Task details: Restate all entries exactly. Skip the images.

Exercise data:
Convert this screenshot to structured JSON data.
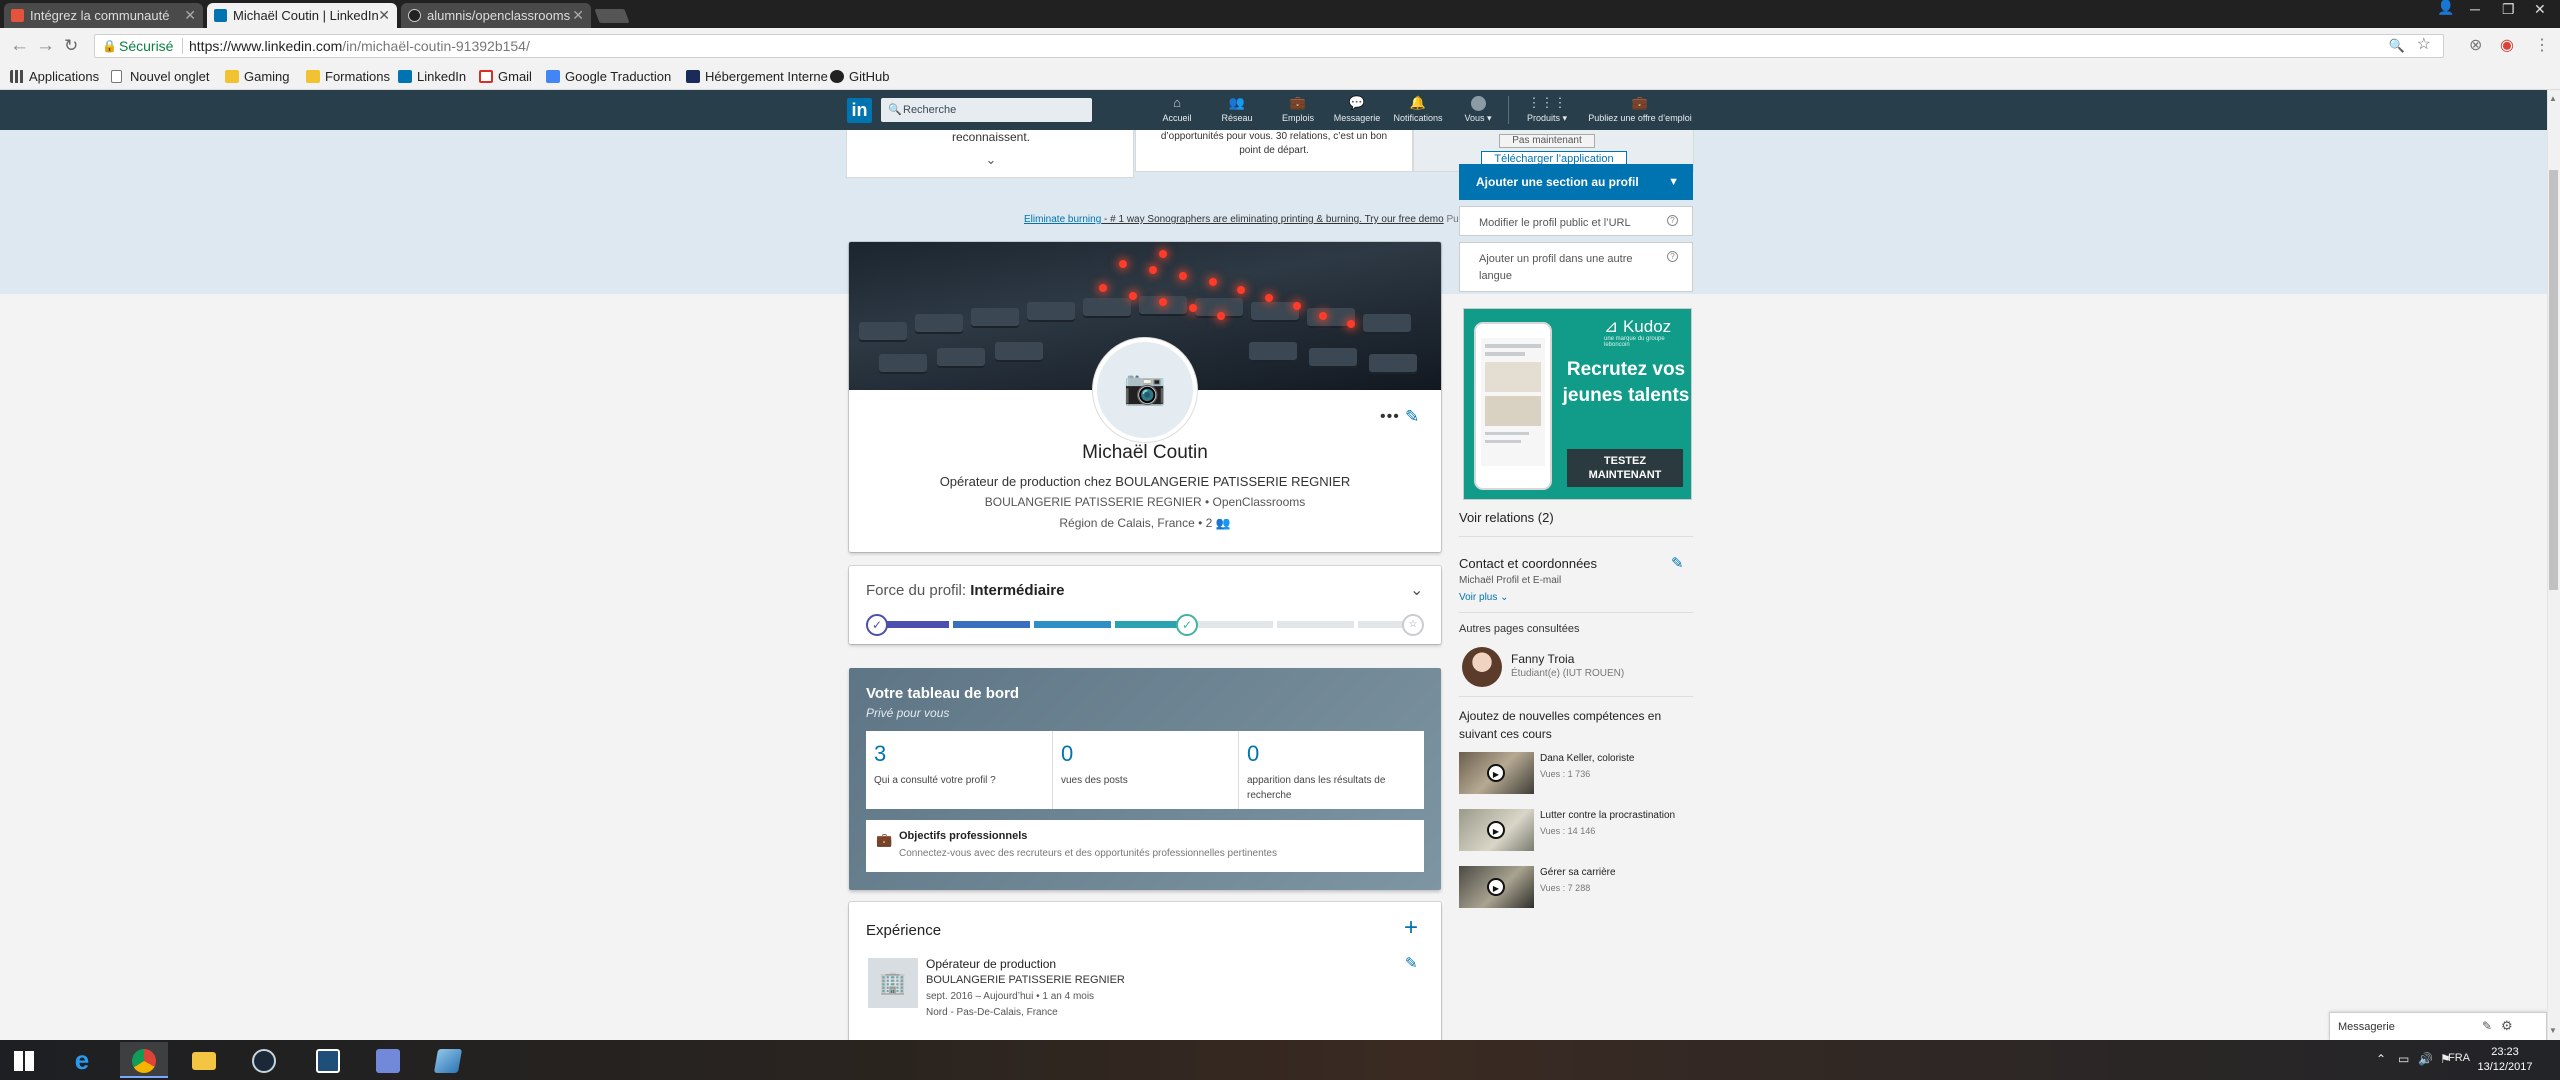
{
  "browser": {
    "tabs": [
      {
        "title": "Intégrez la communauté",
        "favicon_color": "#e5533d"
      },
      {
        "title": "Michaël Coutin | LinkedIn",
        "favicon_color": "#0073b1"
      },
      {
        "title": "alumnis/openclassrooms",
        "favicon_color": "#222222"
      }
    ],
    "security_label": "Sécurisé",
    "url_host": "https://www.linkedin.com",
    "url_path": "/in/michaël-coutin-91392b154/",
    "bookmarks": [
      {
        "label": "Applications",
        "icon": "apps-grid-icon"
      },
      {
        "label": "Nouvel onglet",
        "icon": "page-icon"
      },
      {
        "label": "Gaming",
        "icon": "folder-icon"
      },
      {
        "label": "Formations",
        "icon": "folder-icon"
      },
      {
        "label": "LinkedIn",
        "icon": "linkedin-icon"
      },
      {
        "label": "Gmail",
        "icon": "gmail-icon"
      },
      {
        "label": "Google Traduction",
        "icon": "translate-icon"
      },
      {
        "label": "Hébergement Interne",
        "icon": "hosting-icon"
      },
      {
        "label": "GitHub",
        "icon": "github-icon"
      }
    ]
  },
  "linkedin_nav": {
    "search_placeholder": "Recherche",
    "items": [
      {
        "label": "Accueil",
        "icon": "home-icon"
      },
      {
        "label": "Réseau",
        "icon": "network-icon"
      },
      {
        "label": "Emplois",
        "icon": "jobs-icon"
      },
      {
        "label": "Messagerie",
        "icon": "messaging-icon"
      },
      {
        "label": "Notifications",
        "icon": "bell-icon"
      },
      {
        "label": "Vous ▾",
        "icon": "avatar-icon"
      },
      {
        "label": "Produits ▾",
        "icon": "grid-icon"
      },
      {
        "label": "Publiez une offre d’emploi",
        "icon": "briefcase-icon"
      }
    ]
  },
  "intro_band": {
    "card1_text": "reconnaissent.",
    "card2_line1": "d’opportunités pour vous. 30 relations, c’est un bon",
    "card2_line2": "point de départ.",
    "later_button": "Pas maintenant",
    "download_button": "Télécharger l’application"
  },
  "ad_line": {
    "link": "Eliminate burning",
    "text": " - # 1 way Sonographers are eliminating printing & burning. Try our free demo",
    "pub": "Pub ···"
  },
  "profile": {
    "name": "Michaël Coutin",
    "headline": "Opérateur de production chez BOULANGERIE PATISSERIE REGNIER",
    "company_line": "BOULANGERIE PATISSERIE REGNIER • OpenClassrooms",
    "location_line": "Région de Calais, France • 2"
  },
  "strength": {
    "label": "Force du profil: ",
    "level": "Intermédiaire",
    "progress": 0.5
  },
  "dashboard": {
    "title": "Votre tableau de bord",
    "subtitle": "Privé pour vous",
    "stats": [
      {
        "value": "3",
        "label": "Qui a consulté votre profil ?"
      },
      {
        "value": "0",
        "label": "vues des posts"
      },
      {
        "value": "0",
        "label": "apparition dans les résultats de recherche"
      }
    ],
    "objectives_title": "Objectifs professionnels",
    "objectives_desc": "Connectez-vous avec des recruteurs et des opportunités professionnelles pertinentes"
  },
  "experience": {
    "title": "Expérience",
    "role": "Opérateur de production",
    "company": "BOULANGERIE PATISSERIE REGNIER",
    "dates": "sept. 2016 – Aujourd’hui  • 1 an 4 mois",
    "location": "Nord - Pas-De-Calais, France"
  },
  "rail": {
    "add_section": "Ajouter une section au profil",
    "edit_public": "Modifier le profil public et l’URL",
    "add_language": "Ajouter un profil dans une autre langue",
    "kudoz": {
      "brand": "Kudoz",
      "brand_sub": "une marque du groupe leboncoin",
      "headline": "Recrutez vos jeunes talents",
      "button": "TESTEZ MAINTENANT",
      "accent": "#119c8a"
    },
    "see_relations": "Voir relations (2)",
    "contact_title": "Contact et coordonnées",
    "contact_desc": "Michaël Profil et E-mail",
    "see_more": "Voir plus",
    "other_pages": "Autres pages consultées",
    "suggested_person": {
      "name": "Fanny Troia",
      "detail": "Étudiant(e) (IUT ROUEN)"
    },
    "skills_title": "Ajoutez de nouvelles compétences en suivant ces cours",
    "courses": [
      {
        "title": "Dana Keller, coloriste",
        "views": "Vues : 1 736"
      },
      {
        "title": "Lutter contre la procrastination",
        "views": "Vues : 14 146"
      },
      {
        "title": "Gérer sa carrière",
        "views": "Vues : 7 288"
      }
    ]
  },
  "messaging": {
    "label": "Messagerie"
  },
  "taskbar": {
    "language": "FRA",
    "time": "23:23",
    "date": "13/12/2017"
  }
}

Response to the task:
Convert this screenshot to structured JSON data.
{
  "browser": {
    "tabs": [
      {
        "title": "Intégrez la communauté",
        "favicon_color": "#e5533d"
      },
      {
        "title": "Michaël Coutin | LinkedIn",
        "favicon_color": "#0073b1"
      },
      {
        "title": "alumnis/openclassrooms",
        "favicon_color": "#222222"
      }
    ],
    "security_label": "Sécurisé",
    "url_host": "https://www.linkedin.com",
    "url_path": "/in/michaël-coutin-91392b154/",
    "bookmarks": [
      {
        "label": "Applications",
        "icon": "apps-grid-icon"
      },
      {
        "label": "Nouvel onglet",
        "icon": "page-icon"
      },
      {
        "label": "Gaming",
        "icon": "folder-icon"
      },
      {
        "label": "Formations",
        "icon": "folder-icon"
      },
      {
        "label": "LinkedIn",
        "icon": "linkedin-icon"
      },
      {
        "label": "Gmail",
        "icon": "gmail-icon"
      },
      {
        "label": "Google Traduction",
        "icon": "translate-icon"
      },
      {
        "label": "Hébergement Interne",
        "icon": "hosting-icon"
      },
      {
        "label": "GitHub",
        "icon": "github-icon"
      }
    ]
  },
  "linkedin_nav": {
    "search_placeholder": "Recherche",
    "items": [
      {
        "label": "Accueil",
        "icon": "home-icon"
      },
      {
        "label": "Réseau",
        "icon": "network-icon"
      },
      {
        "label": "Emplois",
        "icon": "jobs-icon"
      },
      {
        "label": "Messagerie",
        "icon": "messaging-icon"
      },
      {
        "label": "Notifications",
        "icon": "bell-icon"
      },
      {
        "label": "Vous ▾",
        "icon": "avatar-icon"
      },
      {
        "label": "Produits ▾",
        "icon": "grid-icon"
      },
      {
        "label": "Publiez une offre d’emploi",
        "icon": "briefcase-icon"
      }
    ]
  },
  "intro_band": {
    "card1_text": "reconnaissent.",
    "card2_line1": "d’opportunités pour vous. 30 relations, c’est un bon",
    "card2_line2": "point de départ.",
    "later_button": "Pas maintenant",
    "download_button": "Télécharger l’application"
  },
  "ad_line": {
    "link": "Eliminate burning",
    "text": " - # 1 way Sonographers are eliminating printing & burning. Try our free demo",
    "pub": "Pub ···"
  },
  "profile": {
    "name": "Michaël Coutin",
    "headline": "Opérateur de production chez BOULANGERIE PATISSERIE REGNIER",
    "company_line": "BOULANGERIE PATISSERIE REGNIER • OpenClassrooms",
    "location_line": "Région de Calais, France • 2"
  },
  "strength": {
    "label": "Force du profil: ",
    "level": "Intermédiaire",
    "progress": 0.5
  },
  "dashboard": {
    "title": "Votre tableau de bord",
    "subtitle": "Privé pour vous",
    "stats": [
      {
        "value": "3",
        "label": "Qui a consulté votre profil ?"
      },
      {
        "value": "0",
        "label": "vues des posts"
      },
      {
        "value": "0",
        "label": "apparition dans les résultats de recherche"
      }
    ],
    "objectives_title": "Objectifs professionnels",
    "objectives_desc": "Connectez-vous avec des recruteurs et des opportunités professionnelles pertinentes"
  },
  "experience": {
    "title": "Expérience",
    "role": "Opérateur de production",
    "company": "BOULANGERIE PATISSERIE REGNIER",
    "dates": "sept. 2016 – Aujourd’hui  • 1 an 4 mois",
    "location": "Nord - Pas-De-Calais, France"
  },
  "rail": {
    "add_section": "Ajouter une section au profil",
    "edit_public": "Modifier le profil public et l’URL",
    "add_language": "Ajouter un profil dans une autre langue",
    "kudoz": {
      "brand": "Kudoz",
      "brand_sub": "une marque du groupe leboncoin",
      "headline": "Recrutez vos jeunes talents",
      "button": "TESTEZ MAINTENANT",
      "accent": "#119c8a"
    },
    "see_relations": "Voir relations (2)",
    "contact_title": "Contact et coordonnées",
    "contact_desc": "Michaël Profil et E-mail",
    "see_more": "Voir plus",
    "other_pages": "Autres pages consultées",
    "suggested_person": {
      "name": "Fanny Troia",
      "detail": "Étudiant(e) (IUT ROUEN)"
    },
    "skills_title": "Ajoutez de nouvelles compétences en suivant ces cours",
    "courses": [
      {
        "title": "Dana Keller, coloriste",
        "views": "Vues : 1 736"
      },
      {
        "title": "Lutter contre la procrastination",
        "views": "Vues : 14 146"
      },
      {
        "title": "Gérer sa carrière",
        "views": "Vues : 7 288"
      }
    ]
  },
  "messaging": {
    "label": "Messagerie"
  },
  "taskbar": {
    "language": "FRA",
    "time": "23:23",
    "date": "13/12/2017"
  }
}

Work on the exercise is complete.